>>>

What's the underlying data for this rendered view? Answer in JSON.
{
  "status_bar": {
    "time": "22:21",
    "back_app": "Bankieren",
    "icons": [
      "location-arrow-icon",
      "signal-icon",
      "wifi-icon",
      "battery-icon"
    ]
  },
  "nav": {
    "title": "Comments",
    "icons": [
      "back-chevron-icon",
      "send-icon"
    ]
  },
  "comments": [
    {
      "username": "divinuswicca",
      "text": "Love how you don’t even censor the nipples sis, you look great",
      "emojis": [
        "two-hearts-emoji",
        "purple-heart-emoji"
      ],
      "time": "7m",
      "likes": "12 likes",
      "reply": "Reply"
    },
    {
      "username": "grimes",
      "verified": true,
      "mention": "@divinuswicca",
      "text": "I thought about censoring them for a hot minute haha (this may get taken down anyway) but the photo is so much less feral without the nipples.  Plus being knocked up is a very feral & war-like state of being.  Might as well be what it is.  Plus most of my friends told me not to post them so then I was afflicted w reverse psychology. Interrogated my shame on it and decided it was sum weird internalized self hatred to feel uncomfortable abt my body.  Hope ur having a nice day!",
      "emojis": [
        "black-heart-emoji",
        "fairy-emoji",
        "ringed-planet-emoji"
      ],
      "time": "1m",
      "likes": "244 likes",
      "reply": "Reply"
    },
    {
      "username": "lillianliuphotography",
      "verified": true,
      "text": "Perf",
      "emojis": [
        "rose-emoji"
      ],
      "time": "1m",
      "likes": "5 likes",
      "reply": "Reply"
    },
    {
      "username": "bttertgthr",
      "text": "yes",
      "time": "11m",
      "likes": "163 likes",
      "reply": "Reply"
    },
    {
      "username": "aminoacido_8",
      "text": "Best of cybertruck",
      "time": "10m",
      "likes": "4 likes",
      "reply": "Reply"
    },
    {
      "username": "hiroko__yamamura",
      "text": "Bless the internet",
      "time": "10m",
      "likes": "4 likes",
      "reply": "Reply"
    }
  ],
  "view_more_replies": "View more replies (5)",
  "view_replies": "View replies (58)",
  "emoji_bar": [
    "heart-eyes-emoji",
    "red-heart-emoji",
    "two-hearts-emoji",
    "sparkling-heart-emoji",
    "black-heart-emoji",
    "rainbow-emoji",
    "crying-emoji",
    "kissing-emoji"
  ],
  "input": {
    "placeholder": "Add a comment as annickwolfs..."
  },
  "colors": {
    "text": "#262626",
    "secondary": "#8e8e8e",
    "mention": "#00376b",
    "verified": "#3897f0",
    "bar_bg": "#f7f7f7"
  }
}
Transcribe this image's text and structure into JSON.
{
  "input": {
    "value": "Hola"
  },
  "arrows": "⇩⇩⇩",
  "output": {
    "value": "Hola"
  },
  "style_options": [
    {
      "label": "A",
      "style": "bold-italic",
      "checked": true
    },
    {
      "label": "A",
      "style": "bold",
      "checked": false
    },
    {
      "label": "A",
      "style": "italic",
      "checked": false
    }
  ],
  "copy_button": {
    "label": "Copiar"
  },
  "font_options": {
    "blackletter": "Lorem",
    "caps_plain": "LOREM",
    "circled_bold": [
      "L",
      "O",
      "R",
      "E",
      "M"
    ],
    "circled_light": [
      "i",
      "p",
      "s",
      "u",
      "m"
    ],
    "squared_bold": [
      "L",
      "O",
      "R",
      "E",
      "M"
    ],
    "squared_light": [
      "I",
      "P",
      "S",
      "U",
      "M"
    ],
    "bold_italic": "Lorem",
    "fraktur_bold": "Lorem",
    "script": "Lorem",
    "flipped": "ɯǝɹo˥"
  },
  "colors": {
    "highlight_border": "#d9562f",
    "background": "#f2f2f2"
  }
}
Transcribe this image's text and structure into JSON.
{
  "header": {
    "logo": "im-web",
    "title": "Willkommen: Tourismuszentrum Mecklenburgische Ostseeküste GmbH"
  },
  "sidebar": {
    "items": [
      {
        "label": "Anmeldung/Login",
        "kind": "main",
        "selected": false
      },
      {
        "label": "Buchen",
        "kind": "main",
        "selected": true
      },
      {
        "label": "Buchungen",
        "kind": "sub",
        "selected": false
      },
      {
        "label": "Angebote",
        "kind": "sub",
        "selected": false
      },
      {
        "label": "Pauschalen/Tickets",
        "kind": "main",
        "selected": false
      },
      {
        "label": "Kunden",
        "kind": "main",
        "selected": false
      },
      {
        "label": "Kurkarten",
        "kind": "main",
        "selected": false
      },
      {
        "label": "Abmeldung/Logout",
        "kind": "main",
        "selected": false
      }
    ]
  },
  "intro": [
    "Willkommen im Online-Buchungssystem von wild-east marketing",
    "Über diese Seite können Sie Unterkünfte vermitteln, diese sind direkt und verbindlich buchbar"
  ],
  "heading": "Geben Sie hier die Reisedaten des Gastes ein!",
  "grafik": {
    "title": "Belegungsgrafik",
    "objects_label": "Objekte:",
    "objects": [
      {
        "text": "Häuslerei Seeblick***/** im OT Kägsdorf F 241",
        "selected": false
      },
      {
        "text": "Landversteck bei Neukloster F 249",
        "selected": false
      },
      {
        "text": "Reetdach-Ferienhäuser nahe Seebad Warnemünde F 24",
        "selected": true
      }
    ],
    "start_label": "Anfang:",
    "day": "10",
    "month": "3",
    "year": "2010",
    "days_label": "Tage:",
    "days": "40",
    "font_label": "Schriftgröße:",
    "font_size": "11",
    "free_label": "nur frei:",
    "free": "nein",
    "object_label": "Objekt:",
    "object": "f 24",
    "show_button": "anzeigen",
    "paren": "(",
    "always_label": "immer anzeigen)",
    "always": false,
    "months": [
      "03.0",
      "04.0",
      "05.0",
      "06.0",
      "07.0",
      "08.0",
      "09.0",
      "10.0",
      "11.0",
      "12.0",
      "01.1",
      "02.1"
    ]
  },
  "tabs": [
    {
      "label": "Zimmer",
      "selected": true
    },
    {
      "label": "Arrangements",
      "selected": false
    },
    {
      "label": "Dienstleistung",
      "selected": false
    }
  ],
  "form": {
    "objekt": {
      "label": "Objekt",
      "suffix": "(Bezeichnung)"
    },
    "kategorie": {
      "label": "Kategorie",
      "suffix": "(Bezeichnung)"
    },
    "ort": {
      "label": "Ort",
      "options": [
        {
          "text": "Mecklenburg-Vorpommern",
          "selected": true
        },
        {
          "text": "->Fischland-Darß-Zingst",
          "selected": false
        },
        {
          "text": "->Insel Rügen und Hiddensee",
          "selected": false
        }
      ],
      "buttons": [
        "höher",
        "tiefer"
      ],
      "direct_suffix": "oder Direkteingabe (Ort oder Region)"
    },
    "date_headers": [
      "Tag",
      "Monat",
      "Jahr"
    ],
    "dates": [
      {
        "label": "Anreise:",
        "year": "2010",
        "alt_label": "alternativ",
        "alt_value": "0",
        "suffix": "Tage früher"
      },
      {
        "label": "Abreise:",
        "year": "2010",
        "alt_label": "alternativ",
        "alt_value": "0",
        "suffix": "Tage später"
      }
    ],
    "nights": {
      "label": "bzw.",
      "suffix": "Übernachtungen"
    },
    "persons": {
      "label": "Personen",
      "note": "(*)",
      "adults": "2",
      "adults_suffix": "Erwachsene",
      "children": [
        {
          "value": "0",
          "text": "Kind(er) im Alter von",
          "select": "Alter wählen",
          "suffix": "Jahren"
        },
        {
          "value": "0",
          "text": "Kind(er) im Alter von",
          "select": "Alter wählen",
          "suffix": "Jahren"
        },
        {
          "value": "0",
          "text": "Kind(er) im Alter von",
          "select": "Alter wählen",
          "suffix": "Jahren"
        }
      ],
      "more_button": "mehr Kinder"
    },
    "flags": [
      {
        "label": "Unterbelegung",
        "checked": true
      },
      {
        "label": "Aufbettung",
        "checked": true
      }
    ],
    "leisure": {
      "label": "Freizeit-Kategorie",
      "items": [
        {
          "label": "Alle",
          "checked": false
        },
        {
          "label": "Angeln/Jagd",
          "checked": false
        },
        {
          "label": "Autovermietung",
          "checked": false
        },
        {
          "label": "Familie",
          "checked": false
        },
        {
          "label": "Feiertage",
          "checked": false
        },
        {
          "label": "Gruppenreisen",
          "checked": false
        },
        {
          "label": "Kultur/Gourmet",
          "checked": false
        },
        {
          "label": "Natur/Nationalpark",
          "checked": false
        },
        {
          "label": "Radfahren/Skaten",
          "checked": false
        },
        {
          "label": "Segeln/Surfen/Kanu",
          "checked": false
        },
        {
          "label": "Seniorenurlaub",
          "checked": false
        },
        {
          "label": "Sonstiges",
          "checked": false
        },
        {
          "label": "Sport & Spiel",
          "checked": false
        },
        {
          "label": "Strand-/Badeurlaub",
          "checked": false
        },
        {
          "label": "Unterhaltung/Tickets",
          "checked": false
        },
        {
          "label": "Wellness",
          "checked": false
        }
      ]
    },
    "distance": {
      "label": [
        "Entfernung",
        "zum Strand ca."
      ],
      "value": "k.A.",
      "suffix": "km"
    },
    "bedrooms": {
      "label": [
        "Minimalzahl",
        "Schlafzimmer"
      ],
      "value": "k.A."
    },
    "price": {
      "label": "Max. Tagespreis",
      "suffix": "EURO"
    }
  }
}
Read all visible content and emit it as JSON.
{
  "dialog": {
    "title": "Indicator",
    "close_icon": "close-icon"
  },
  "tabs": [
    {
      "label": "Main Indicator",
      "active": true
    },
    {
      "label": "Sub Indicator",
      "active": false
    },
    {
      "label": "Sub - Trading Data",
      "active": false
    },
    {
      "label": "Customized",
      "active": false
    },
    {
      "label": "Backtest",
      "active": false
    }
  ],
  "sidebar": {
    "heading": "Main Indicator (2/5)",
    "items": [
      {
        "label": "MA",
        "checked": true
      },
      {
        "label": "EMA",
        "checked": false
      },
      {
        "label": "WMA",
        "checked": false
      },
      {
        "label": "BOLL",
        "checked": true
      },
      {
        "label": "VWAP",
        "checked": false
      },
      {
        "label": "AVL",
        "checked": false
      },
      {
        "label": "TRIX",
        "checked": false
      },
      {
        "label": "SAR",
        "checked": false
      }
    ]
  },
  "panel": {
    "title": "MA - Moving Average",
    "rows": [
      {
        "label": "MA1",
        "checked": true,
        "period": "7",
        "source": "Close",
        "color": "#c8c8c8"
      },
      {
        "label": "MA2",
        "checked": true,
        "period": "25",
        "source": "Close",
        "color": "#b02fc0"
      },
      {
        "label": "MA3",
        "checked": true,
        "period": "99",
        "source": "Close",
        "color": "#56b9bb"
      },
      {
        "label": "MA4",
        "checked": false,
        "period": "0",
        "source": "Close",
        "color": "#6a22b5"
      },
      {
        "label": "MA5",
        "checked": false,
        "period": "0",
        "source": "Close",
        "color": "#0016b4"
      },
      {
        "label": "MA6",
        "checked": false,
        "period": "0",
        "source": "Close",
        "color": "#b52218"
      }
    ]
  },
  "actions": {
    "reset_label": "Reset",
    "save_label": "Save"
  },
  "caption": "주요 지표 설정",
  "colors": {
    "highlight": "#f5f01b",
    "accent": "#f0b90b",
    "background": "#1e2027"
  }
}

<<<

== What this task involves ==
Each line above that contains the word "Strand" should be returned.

== Solution ==
          "label": "Strand-/Badeurlaub",
        "zum Strand ca."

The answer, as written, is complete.